_Task statement_. Report each line of the data that contains the string "this".

_Records for processing_.
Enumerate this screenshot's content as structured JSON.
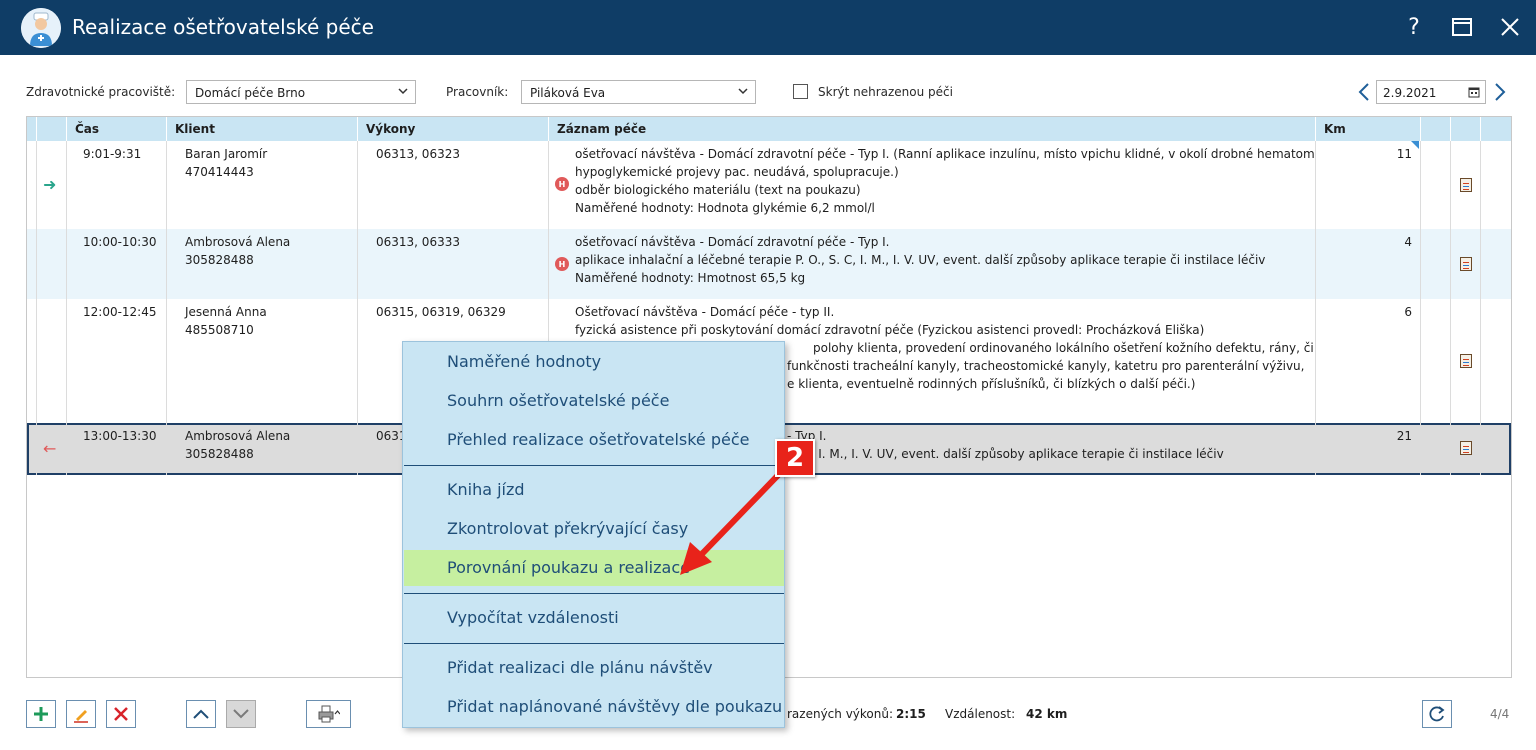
{
  "window": {
    "title": "Realizace ošetřovatelské péče",
    "help": "?"
  },
  "toolbar": {
    "workplace_label": "Zdravotnické pracoviště:",
    "workplace_value": "Domácí péče Brno",
    "worker_label": "Pracovník:",
    "worker_value": "Piláková Eva",
    "hide_label": "Skrýt nehrazenou péči",
    "date": "2.9.2021"
  },
  "columns": [
    "Čas",
    "Klient",
    "Výkony",
    "Záznam péče",
    "Km"
  ],
  "rows": [
    {
      "time": "9:01-9:31",
      "client_name": "Baran Jaromír",
      "client_id": "470414443",
      "codes": "06313, 06323",
      "notes": [
        "ošetřovací návštěva - Domácí zdravotní péče - Typ I. (Ranní aplikace inzulínu, místo vpichu klidné, v okolí drobné hematomy,",
        "hypoglykemické projevy pac. neudává, spolupracuje.)",
        "odběr biologického materiálu (text na poukazu)",
        "Naměřené hodnoty: Hodnota glykémie 6,2 mmol/l"
      ],
      "km": "11",
      "icon": "arrow-right-icon"
    },
    {
      "time": "10:00-10:30",
      "client_name": "Ambrosová Alena",
      "client_id": "305828488",
      "codes": "06313, 06333",
      "notes": [
        "ošetřovací návštěva - Domácí zdravotní péče - Typ I.",
        "aplikace inhalační a léčebné terapie P. O., S. C, I. M., I. V. UV, event. další způsoby aplikace terapie či instilace léčiv",
        "Naměřené hodnoty: Hmotnost 65,5 kg"
      ],
      "km": "4",
      "icon": ""
    },
    {
      "time": "12:00-12:45",
      "client_name": "Jesenná Anna",
      "client_id": "485508710",
      "codes": "06315, 06319, 06329",
      "notes": [
        "Ošetřovací návštěva - Domácí péče - typ II.",
        "fyzická asistence při poskytování domácí zdravotní péče (Fyzickou asistenci provedl: Procházková Eliška)",
        "polohy klienta, provedení ordinovaného lokálního ošetření kožního defektu, rány, či",
        "funkčnosti tracheální kanyly, tracheostomické kanyly, katetru pro parenterální výživu,",
        "e klienta, eventuelně rodinných příslušníků, či blízkých o další péči.)"
      ],
      "km": "6",
      "icon": ""
    },
    {
      "time": "13:00-13:30",
      "client_name": "Ambrosová Alena",
      "client_id": "305828488",
      "codes": "0631",
      "notes": [
        "- Typ I.",
        "S. C, I. M., I. V. UV, event. další způsoby aplikace terapie či instilace léčiv"
      ],
      "km": "21",
      "icon": "arrow-left-icon"
    }
  ],
  "heart_letter": "H",
  "status": {
    "time_label": "razených výkonů:",
    "time_value": "2:15",
    "distance_label": "Vzdálenost:",
    "distance_value": "42 km",
    "page": "4/4"
  },
  "menu": {
    "items": [
      "Naměřené hodnoty",
      "Souhrn ošetřovatelské péče",
      "Přehled realizace ošetřovatelské péče",
      "Kniha jízd",
      "Zkontrolovat překrývající časy",
      "Porovnání poukazu a realizace",
      "Vypočítat vzdálenosti",
      "Přidat realizaci dle plánu návštěv",
      "Přidat naplánované návštěvy dle poukazu"
    ]
  },
  "annotation": {
    "badge": "2",
    "color": "#e8231a"
  },
  "colors": {
    "titlebar": "#0f3d66",
    "header": "#c9e5f3",
    "menu_highlight": "#c6efa0",
    "row_alt": "#eaf5fb",
    "row_selected": "#dcdcdc"
  }
}
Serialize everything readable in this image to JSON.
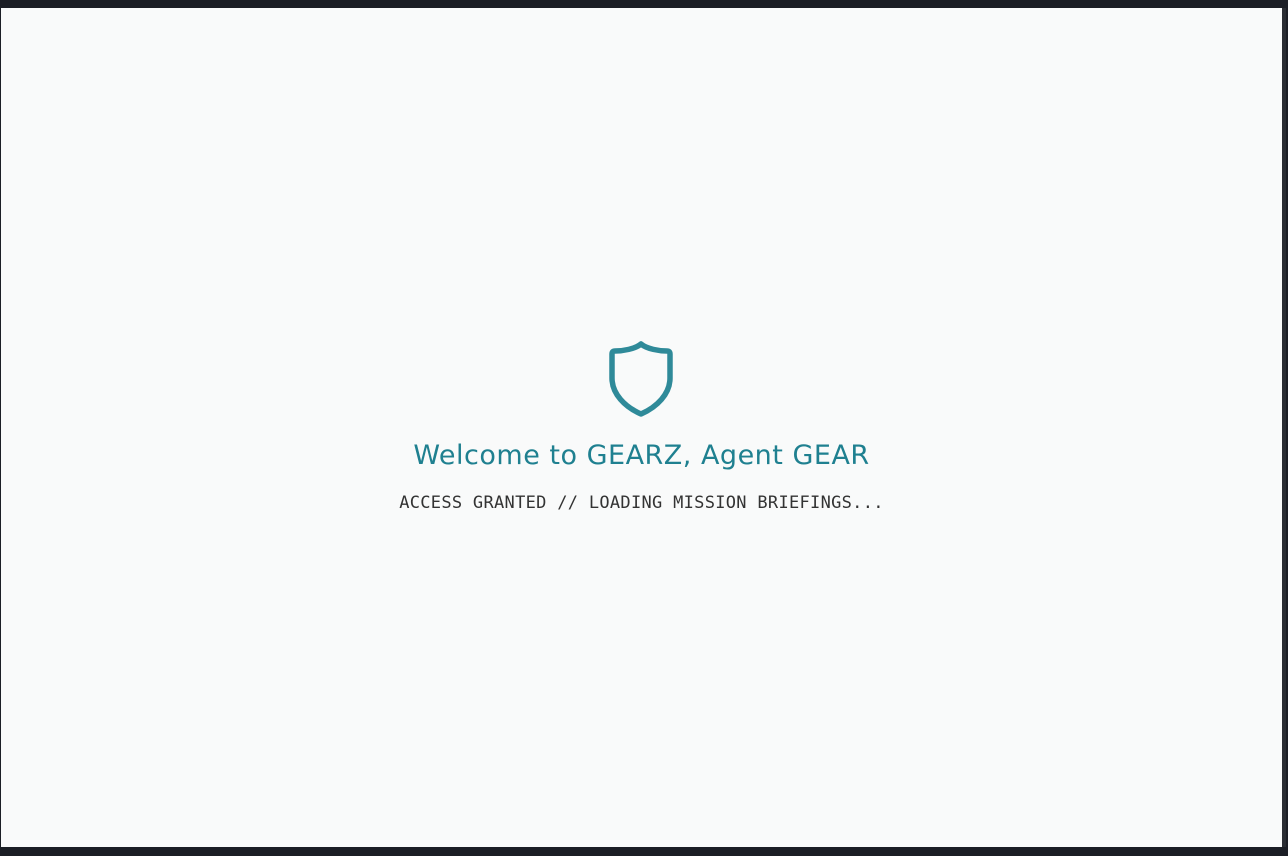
{
  "splash": {
    "icon": "shield-icon",
    "title": "Welcome to GEARZ, Agent GEAR",
    "status": "ACCESS GRANTED // LOADING MISSION BRIEFINGS..."
  },
  "colors": {
    "accent": "#2f8a99",
    "title": "#1f8090",
    "status_text": "#333333",
    "background": "#f9fafa",
    "frame": "#1b1e25"
  }
}
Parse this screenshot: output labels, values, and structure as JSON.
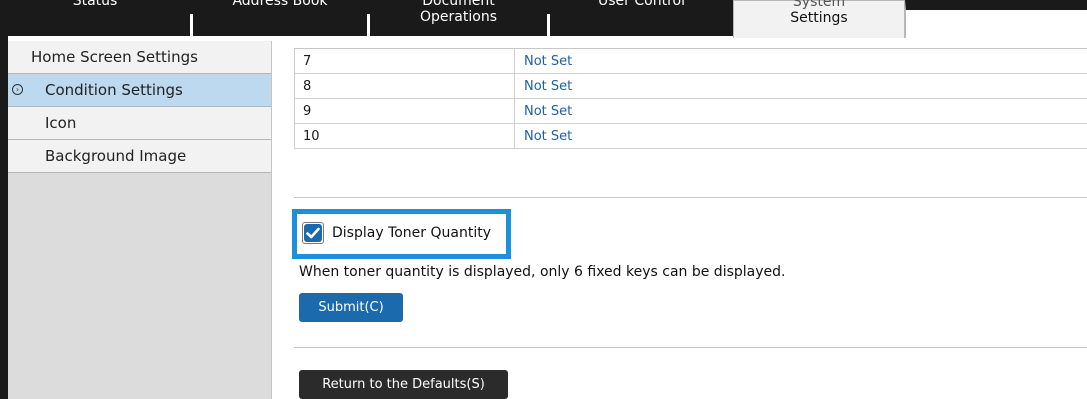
{
  "tabs": [
    {
      "line1": "Status",
      "line2": ""
    },
    {
      "line1": "Address Book",
      "line2": ""
    },
    {
      "line1": "Document",
      "line2": "Operations"
    },
    {
      "line1": "User Control",
      "line2": ""
    },
    {
      "line1": "System",
      "line2": "Settings"
    }
  ],
  "sidebar": {
    "items": [
      {
        "label": "Home Screen Settings"
      },
      {
        "label": "Condition Settings"
      },
      {
        "label": "Icon"
      },
      {
        "label": "Background Image"
      }
    ]
  },
  "table": {
    "rows": [
      {
        "num": "7",
        "value": "Not Set"
      },
      {
        "num": "8",
        "value": "Not Set"
      },
      {
        "num": "9",
        "value": "Not Set"
      },
      {
        "num": "10",
        "value": "Not Set"
      }
    ]
  },
  "options": {
    "display_toner_label": "Display Toner Quantity",
    "display_toner_checked": true,
    "note": "When toner quantity is displayed, only 6 fixed keys can be displayed."
  },
  "buttons": {
    "submit": "Submit(C)",
    "defaults": "Return to the Defaults(S)"
  },
  "colors": {
    "accent": "#1e8fdb",
    "link": "#1f5fa8",
    "submit_bg": "#1a6aad",
    "active_sidebar": "#bcd9ef"
  }
}
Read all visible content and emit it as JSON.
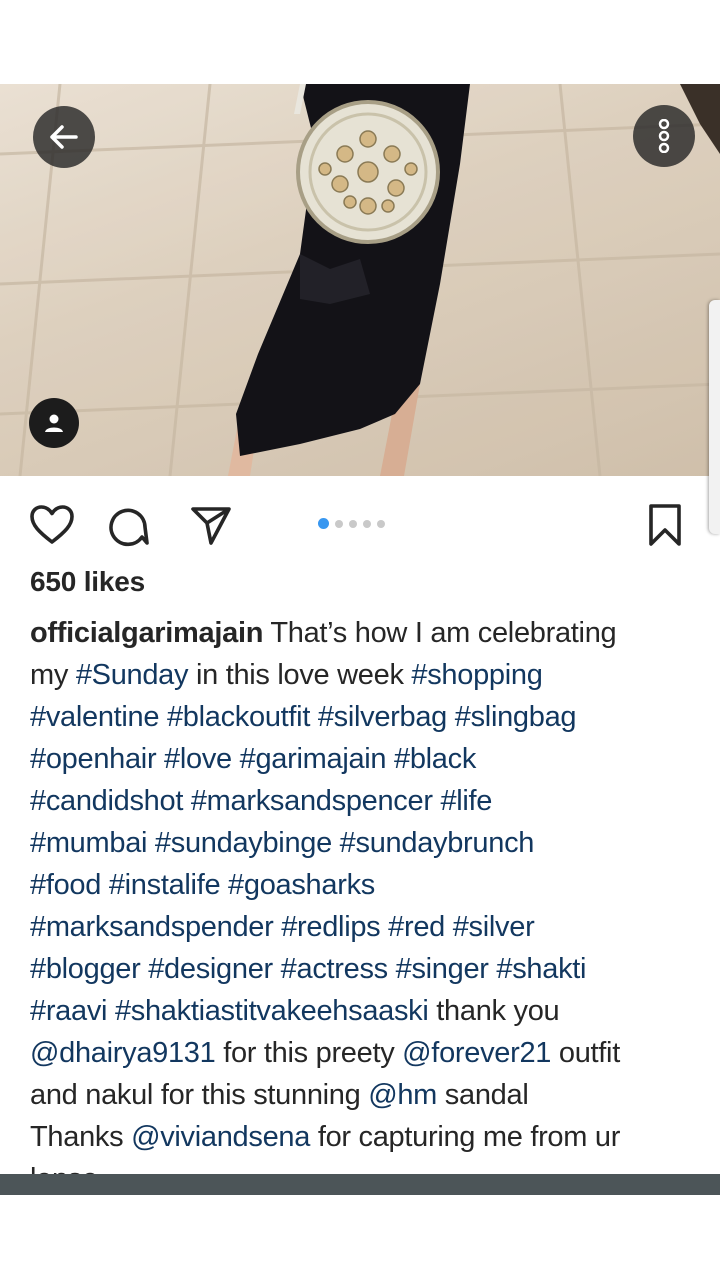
{
  "post": {
    "likes": "650 likes",
    "username": "officialgarimajain",
    "carousel": {
      "count": 5,
      "active_index": 0
    }
  },
  "caption_lines": [
    [
      {
        "t": "officialgarimajain",
        "k": "user"
      },
      {
        "t": " That’s how I am celebrating",
        "k": "text"
      }
    ],
    [
      {
        "t": "my ",
        "k": "text"
      },
      {
        "t": "#Sunday",
        "k": "tag"
      },
      {
        "t": " in this love week ",
        "k": "text"
      },
      {
        "t": "#shopping",
        "k": "tag"
      }
    ],
    [
      {
        "t": "#valentine #blackoutfit #silverbag #slingbag",
        "k": "tag"
      }
    ],
    [
      {
        "t": "#openhair #love #garimajain #black",
        "k": "tag"
      }
    ],
    [
      {
        "t": "#candidshot #marksandspencer #life",
        "k": "tag"
      }
    ],
    [
      {
        "t": "#mumbai #sundaybinge #sundaybrunch",
        "k": "tag"
      }
    ],
    [
      {
        "t": "#food #instalife #goasharks",
        "k": "tag"
      }
    ],
    [
      {
        "t": "#marksandspender #redlips #red #silver",
        "k": "tag"
      }
    ],
    [
      {
        "t": "#blogger #designer #actress #singer #shakti",
        "k": "tag"
      }
    ],
    [
      {
        "t": "#raavi #shaktiastitvakeehsaaski",
        "k": "tag"
      },
      {
        "t": " thank you",
        "k": "text"
      }
    ],
    [
      {
        "t": "@dhairya9131",
        "k": "tag"
      },
      {
        "t": " for this preety ",
        "k": "text"
      },
      {
        "t": "@forever21",
        "k": "tag"
      },
      {
        "t": " outfit",
        "k": "text"
      }
    ],
    [
      {
        "t": "and nakul for this stunning ",
        "k": "text"
      },
      {
        "t": "@hm",
        "k": "tag"
      },
      {
        "t": " sandal",
        "k": "text"
      }
    ],
    [
      {
        "t": "Thanks ",
        "k": "text"
      },
      {
        "t": "@viviandsena",
        "k": "tag"
      },
      {
        "t": " for capturing me from ur",
        "k": "text"
      }
    ],
    [
      {
        "t": "lense",
        "k": "text"
      }
    ]
  ],
  "icons": {
    "back": "arrow-left-icon",
    "more": "more-vertical-icon",
    "user_tag": "user-tag-icon",
    "like": "heart-icon",
    "comment": "comment-icon",
    "share": "send-icon",
    "bookmark": "bookmark-icon"
  },
  "colors": {
    "hashtag": "#12375f",
    "text": "#262626",
    "carousel_active": "#3897f0",
    "carousel_inactive": "#c9c9c9"
  }
}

_Response to the task_.
Enumerate this screenshot's content as structured JSON.
Serialize everything readable in this image to JSON.
Parse this screenshot: output labels, values, and structure as JSON.
        "t": " in this love week ",
        "t": " for this preety ",
        "t": "and nakul for this stunning ",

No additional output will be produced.